**TASK REQUIREMENTS**
State the number of lines in the listing below that contain the word "summary", and nothing besides.

* * * *

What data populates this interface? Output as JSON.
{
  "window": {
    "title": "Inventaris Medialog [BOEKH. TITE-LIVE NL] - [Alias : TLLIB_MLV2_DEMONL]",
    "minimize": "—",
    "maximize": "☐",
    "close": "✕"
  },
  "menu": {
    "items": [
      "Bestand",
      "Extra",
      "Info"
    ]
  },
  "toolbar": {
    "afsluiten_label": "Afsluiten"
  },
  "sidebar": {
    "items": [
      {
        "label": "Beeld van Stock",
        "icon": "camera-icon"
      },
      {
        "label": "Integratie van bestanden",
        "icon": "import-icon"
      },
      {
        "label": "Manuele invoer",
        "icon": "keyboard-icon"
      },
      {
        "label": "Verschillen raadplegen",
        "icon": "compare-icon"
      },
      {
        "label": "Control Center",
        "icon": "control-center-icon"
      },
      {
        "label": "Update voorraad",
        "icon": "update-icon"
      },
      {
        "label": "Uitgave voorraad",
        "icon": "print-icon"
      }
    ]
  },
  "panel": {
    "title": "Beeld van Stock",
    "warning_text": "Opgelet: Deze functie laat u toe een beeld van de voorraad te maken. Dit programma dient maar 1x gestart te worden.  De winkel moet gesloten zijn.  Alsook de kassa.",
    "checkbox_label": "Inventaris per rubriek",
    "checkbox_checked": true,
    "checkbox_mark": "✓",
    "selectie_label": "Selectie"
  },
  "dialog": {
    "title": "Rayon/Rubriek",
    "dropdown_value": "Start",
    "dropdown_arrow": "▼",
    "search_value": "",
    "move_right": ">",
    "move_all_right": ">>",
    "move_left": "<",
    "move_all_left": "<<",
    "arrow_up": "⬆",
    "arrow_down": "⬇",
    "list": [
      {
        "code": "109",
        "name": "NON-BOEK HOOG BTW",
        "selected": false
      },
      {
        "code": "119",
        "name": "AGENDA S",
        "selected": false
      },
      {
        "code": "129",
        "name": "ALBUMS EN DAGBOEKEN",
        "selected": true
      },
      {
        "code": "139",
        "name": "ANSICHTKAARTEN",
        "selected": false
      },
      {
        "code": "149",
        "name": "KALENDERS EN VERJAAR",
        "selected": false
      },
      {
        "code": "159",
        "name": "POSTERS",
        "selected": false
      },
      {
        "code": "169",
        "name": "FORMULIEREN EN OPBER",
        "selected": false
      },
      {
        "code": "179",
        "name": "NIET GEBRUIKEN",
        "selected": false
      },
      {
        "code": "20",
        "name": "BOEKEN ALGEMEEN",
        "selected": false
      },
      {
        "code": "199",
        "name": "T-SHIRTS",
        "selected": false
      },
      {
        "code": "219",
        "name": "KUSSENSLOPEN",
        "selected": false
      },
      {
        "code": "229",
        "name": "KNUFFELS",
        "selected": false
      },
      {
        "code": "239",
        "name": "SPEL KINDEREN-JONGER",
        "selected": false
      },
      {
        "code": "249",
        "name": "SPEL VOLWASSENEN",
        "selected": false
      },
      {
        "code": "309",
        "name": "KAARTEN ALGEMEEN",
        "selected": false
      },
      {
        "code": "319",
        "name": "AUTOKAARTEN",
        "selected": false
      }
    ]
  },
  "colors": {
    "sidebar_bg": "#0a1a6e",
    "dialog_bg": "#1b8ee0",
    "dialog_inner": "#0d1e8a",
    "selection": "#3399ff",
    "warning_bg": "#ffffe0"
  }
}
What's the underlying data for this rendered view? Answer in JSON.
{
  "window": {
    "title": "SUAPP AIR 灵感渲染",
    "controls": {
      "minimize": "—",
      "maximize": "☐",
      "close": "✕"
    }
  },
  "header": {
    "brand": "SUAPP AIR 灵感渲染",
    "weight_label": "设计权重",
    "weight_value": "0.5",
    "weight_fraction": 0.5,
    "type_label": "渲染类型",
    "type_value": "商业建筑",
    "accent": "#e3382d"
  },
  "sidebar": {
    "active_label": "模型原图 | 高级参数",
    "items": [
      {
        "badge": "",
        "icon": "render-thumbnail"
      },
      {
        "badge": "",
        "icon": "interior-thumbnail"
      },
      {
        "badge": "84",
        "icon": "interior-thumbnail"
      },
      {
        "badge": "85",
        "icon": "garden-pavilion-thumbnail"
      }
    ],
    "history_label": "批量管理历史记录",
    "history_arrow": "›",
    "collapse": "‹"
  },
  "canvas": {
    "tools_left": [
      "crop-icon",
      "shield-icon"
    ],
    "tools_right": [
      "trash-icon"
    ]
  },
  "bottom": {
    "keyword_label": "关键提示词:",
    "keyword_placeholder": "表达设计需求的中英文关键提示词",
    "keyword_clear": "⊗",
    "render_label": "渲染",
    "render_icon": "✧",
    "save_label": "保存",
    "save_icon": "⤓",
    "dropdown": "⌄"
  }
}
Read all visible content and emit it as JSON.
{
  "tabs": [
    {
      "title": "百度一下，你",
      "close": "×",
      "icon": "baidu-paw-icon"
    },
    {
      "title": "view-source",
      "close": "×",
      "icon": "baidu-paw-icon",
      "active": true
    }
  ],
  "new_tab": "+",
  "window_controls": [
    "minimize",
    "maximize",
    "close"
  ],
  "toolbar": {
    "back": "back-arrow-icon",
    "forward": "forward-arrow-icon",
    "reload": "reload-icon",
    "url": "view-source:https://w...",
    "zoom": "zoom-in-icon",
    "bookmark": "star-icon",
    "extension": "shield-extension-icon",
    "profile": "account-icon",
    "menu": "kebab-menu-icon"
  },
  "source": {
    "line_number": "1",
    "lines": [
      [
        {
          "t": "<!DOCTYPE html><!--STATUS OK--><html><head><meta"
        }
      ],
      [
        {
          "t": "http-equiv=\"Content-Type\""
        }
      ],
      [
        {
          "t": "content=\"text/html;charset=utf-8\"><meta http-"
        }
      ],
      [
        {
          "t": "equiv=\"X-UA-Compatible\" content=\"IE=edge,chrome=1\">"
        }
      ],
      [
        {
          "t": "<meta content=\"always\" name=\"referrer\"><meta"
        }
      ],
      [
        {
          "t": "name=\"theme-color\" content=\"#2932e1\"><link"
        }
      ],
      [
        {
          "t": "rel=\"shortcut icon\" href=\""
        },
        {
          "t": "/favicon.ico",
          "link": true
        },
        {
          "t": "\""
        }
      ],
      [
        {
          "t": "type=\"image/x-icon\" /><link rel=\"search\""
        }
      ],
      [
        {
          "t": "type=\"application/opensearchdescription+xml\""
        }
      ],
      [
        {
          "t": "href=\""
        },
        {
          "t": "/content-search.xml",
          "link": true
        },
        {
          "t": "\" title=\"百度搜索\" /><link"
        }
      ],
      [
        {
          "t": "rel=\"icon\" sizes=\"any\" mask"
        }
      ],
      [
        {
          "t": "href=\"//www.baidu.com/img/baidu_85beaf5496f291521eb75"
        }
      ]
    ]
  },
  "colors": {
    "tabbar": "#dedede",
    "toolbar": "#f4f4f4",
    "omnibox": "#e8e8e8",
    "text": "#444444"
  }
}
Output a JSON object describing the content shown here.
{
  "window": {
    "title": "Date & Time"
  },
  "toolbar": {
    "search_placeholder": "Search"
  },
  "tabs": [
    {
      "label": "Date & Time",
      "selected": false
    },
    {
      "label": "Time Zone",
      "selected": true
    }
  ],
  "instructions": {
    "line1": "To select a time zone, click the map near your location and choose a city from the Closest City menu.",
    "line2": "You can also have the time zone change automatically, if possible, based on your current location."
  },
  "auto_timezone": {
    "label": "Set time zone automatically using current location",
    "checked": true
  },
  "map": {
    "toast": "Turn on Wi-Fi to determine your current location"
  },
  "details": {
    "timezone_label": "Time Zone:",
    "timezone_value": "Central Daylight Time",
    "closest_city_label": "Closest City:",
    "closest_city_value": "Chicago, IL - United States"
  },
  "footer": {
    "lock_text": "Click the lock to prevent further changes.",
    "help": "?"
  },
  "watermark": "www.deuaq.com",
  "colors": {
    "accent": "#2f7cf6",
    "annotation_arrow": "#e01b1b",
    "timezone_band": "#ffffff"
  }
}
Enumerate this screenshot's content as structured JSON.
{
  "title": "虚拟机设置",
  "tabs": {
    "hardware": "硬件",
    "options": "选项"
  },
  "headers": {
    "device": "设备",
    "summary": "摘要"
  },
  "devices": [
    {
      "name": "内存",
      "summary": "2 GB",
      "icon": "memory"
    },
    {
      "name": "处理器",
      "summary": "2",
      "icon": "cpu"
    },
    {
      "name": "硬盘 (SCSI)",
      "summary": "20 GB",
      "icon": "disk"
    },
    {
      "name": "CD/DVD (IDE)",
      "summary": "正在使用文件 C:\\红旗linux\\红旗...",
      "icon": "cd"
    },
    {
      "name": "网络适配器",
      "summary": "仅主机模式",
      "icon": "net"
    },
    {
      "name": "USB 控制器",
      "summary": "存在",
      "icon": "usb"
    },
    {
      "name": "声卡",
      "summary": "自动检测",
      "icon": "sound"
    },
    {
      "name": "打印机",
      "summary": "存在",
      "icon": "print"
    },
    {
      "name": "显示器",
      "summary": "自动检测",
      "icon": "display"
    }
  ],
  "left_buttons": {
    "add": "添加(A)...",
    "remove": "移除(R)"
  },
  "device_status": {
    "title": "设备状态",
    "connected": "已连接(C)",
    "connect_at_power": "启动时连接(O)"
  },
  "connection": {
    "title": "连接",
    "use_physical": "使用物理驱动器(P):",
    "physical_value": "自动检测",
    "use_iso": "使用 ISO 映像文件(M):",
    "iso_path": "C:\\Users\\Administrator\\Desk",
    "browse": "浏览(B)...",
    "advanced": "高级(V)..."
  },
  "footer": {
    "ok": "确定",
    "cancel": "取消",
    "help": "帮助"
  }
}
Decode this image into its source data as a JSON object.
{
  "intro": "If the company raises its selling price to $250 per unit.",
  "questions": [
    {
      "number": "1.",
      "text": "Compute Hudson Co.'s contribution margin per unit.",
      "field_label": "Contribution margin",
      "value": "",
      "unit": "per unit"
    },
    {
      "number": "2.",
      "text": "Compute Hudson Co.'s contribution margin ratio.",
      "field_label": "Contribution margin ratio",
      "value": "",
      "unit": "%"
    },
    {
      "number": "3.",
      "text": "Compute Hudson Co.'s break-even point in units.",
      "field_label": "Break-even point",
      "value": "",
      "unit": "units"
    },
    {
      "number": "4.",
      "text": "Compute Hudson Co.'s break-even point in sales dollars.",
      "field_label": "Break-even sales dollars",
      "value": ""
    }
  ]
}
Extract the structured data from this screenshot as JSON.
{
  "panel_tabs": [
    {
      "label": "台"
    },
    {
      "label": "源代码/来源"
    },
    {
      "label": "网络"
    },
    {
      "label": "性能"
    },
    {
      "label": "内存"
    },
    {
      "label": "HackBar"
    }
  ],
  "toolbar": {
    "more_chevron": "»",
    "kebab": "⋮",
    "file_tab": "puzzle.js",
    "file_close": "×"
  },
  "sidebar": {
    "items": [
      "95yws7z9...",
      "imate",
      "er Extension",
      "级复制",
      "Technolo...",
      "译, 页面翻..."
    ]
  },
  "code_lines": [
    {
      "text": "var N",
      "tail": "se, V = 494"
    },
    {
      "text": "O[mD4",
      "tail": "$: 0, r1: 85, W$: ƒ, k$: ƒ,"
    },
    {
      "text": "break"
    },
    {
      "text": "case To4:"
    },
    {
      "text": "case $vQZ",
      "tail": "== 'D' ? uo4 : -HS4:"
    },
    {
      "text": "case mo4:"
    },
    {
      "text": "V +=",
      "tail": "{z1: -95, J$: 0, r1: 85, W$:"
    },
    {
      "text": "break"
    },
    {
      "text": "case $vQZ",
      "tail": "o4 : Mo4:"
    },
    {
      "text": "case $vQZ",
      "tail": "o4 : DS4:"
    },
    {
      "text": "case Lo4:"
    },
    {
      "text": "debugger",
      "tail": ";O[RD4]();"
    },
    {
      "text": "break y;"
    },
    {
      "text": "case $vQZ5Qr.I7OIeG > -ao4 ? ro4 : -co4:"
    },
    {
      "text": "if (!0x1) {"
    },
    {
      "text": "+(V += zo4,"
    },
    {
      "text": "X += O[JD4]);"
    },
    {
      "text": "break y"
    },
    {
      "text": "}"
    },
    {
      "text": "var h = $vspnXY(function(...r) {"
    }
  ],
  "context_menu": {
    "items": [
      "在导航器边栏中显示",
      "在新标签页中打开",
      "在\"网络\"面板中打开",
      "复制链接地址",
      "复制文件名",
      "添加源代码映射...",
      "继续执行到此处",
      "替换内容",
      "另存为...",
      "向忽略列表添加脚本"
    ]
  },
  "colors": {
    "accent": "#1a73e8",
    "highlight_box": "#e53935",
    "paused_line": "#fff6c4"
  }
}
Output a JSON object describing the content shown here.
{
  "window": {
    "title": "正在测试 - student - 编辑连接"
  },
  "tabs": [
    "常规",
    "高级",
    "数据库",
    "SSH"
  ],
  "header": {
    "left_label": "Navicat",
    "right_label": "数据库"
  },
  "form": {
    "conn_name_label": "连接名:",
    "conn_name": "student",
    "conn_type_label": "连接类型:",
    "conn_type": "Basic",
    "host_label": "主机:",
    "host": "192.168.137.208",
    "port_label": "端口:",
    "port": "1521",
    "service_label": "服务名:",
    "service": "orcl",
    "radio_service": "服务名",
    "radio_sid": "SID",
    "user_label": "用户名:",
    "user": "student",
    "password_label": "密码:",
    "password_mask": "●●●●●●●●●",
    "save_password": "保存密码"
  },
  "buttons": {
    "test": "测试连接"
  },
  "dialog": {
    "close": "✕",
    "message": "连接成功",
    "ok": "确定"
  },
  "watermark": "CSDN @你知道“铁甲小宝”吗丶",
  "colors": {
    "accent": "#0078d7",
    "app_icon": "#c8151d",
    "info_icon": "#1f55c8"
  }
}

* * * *

**EXERCISE SOLUTION**
10